• What this task involves: Could you copy every line from the material below in which "that" appears?

• Recorded information:

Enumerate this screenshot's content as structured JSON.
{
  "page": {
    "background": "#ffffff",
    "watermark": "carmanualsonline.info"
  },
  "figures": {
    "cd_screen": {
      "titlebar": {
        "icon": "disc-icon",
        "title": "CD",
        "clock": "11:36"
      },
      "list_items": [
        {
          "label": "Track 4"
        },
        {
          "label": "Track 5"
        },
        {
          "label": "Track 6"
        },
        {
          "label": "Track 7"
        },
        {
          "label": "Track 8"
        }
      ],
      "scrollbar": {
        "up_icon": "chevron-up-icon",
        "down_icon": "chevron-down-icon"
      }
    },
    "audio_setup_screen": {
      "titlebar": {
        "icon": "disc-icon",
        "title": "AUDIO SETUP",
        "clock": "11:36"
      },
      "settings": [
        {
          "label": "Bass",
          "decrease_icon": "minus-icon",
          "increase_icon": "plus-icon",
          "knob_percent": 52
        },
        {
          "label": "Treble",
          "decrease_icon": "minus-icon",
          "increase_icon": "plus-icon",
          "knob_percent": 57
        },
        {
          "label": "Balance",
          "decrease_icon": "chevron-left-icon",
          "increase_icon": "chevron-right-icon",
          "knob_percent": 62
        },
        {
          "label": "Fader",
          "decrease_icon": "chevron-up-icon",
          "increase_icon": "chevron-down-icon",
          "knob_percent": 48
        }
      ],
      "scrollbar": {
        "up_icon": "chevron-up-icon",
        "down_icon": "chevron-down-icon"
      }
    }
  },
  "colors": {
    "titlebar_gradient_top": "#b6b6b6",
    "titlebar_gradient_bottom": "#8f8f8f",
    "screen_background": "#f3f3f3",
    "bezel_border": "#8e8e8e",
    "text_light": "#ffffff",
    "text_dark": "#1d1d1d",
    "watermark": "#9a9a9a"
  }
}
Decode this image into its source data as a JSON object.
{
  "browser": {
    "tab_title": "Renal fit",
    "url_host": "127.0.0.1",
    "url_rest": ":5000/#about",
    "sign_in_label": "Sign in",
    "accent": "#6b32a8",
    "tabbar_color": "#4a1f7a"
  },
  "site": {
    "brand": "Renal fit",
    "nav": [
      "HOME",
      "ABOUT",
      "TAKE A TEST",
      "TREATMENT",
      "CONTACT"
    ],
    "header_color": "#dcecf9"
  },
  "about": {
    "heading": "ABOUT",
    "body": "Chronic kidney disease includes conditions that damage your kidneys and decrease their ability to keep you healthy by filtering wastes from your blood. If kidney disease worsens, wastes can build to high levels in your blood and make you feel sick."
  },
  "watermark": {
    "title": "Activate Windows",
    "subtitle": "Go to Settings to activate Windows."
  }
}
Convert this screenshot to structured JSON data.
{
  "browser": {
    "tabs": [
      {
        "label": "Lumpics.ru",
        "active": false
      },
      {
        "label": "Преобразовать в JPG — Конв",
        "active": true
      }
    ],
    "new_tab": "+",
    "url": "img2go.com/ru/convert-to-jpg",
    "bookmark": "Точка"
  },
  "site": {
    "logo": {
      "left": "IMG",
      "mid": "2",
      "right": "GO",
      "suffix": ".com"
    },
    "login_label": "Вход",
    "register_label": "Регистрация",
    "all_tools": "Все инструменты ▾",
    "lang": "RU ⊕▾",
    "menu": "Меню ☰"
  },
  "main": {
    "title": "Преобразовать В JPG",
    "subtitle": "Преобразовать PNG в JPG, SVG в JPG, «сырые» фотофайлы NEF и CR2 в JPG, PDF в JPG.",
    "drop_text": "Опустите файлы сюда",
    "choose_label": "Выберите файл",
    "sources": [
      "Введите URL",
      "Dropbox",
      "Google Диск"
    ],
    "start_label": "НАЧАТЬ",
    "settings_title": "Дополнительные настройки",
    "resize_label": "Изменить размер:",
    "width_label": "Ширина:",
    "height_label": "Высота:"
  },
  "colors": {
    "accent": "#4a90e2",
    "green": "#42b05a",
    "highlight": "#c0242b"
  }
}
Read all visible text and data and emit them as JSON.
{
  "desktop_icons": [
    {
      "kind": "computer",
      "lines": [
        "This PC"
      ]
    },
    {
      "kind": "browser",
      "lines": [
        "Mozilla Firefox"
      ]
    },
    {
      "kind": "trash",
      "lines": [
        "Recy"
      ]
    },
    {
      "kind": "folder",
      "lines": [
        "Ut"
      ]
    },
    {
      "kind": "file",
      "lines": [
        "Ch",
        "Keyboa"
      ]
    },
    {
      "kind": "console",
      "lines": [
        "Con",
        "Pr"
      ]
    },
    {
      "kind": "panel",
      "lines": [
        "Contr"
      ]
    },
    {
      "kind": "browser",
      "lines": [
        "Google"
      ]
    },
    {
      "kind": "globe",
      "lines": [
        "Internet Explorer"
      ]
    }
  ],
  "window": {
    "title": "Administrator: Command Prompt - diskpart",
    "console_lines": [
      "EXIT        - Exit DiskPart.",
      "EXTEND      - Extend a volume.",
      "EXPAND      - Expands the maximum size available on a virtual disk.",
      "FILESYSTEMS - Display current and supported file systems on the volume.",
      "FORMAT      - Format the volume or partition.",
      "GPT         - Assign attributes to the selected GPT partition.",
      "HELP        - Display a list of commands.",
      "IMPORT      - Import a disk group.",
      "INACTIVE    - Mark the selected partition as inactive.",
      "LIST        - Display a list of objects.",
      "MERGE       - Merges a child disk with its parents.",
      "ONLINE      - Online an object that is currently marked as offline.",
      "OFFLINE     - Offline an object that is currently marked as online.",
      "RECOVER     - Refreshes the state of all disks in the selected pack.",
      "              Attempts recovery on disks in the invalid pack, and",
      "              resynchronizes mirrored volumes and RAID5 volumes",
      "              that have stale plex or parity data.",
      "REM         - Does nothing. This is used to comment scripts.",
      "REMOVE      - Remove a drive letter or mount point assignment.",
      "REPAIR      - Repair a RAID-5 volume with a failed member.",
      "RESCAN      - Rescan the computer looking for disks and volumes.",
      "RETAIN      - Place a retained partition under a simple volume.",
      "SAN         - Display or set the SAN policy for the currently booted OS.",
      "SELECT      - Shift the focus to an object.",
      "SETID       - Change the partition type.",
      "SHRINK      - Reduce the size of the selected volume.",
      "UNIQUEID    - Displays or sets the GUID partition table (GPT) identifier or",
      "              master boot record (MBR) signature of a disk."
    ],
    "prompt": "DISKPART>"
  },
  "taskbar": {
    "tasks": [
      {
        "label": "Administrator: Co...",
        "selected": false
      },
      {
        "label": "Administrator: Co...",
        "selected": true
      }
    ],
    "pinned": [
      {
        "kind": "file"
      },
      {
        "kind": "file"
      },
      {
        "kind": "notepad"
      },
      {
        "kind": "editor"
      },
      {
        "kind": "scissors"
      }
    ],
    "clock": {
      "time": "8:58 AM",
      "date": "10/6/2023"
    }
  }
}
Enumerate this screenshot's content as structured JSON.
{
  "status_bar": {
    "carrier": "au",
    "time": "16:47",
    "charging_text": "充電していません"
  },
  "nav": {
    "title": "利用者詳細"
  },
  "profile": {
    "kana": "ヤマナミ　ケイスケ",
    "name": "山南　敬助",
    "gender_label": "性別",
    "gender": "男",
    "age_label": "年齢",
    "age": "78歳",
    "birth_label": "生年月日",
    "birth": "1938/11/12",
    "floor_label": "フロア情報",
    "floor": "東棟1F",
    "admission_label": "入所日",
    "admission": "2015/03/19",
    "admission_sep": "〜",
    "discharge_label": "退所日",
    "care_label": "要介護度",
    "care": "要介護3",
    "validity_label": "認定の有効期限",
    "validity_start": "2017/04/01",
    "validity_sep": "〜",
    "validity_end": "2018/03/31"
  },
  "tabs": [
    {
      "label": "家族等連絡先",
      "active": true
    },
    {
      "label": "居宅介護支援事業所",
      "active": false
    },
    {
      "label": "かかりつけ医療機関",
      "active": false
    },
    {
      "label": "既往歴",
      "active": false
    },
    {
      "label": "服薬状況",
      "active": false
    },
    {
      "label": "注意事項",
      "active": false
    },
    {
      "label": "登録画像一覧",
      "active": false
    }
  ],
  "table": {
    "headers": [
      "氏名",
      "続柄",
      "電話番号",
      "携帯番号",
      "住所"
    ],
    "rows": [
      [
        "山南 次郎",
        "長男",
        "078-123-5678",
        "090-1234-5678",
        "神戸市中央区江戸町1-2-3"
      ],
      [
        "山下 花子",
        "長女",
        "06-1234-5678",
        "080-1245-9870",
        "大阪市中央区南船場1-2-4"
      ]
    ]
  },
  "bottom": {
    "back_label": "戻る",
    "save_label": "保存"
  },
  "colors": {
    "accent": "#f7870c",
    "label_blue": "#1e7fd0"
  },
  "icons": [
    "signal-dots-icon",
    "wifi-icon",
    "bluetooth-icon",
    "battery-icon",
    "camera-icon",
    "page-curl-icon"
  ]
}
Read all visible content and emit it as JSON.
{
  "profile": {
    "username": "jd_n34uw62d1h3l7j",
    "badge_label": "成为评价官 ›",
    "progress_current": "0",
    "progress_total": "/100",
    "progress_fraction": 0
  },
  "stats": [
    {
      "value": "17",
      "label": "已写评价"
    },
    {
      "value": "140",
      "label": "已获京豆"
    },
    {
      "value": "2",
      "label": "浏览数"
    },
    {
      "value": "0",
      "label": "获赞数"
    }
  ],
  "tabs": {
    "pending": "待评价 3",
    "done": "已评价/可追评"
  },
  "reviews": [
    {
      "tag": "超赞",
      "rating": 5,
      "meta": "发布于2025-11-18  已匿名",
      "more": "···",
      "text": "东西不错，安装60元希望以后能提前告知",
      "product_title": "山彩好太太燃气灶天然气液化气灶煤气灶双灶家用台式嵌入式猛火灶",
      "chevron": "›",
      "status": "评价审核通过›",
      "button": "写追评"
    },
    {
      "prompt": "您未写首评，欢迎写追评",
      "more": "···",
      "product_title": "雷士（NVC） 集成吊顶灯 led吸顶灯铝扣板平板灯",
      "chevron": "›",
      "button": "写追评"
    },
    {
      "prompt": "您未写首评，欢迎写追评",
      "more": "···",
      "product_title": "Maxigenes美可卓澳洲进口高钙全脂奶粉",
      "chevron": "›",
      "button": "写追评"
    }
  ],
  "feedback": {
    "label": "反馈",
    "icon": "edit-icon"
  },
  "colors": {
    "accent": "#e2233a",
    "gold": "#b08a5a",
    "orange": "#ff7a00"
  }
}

• Task answer:
    "body": "Chronic kidney disease includes conditions that damage your kidneys and decrease their ability to keep you healthy by filtering wastes from your blood. If kidney disease worsens, wastes can build to high levels in your blood and make you feel sick."
      "ONLINE      - Online an object that is currently marked as offline.",
      "OFFLINE     - Offline an object that is currently marked as online.",
      "              that have stale plex or parity data.",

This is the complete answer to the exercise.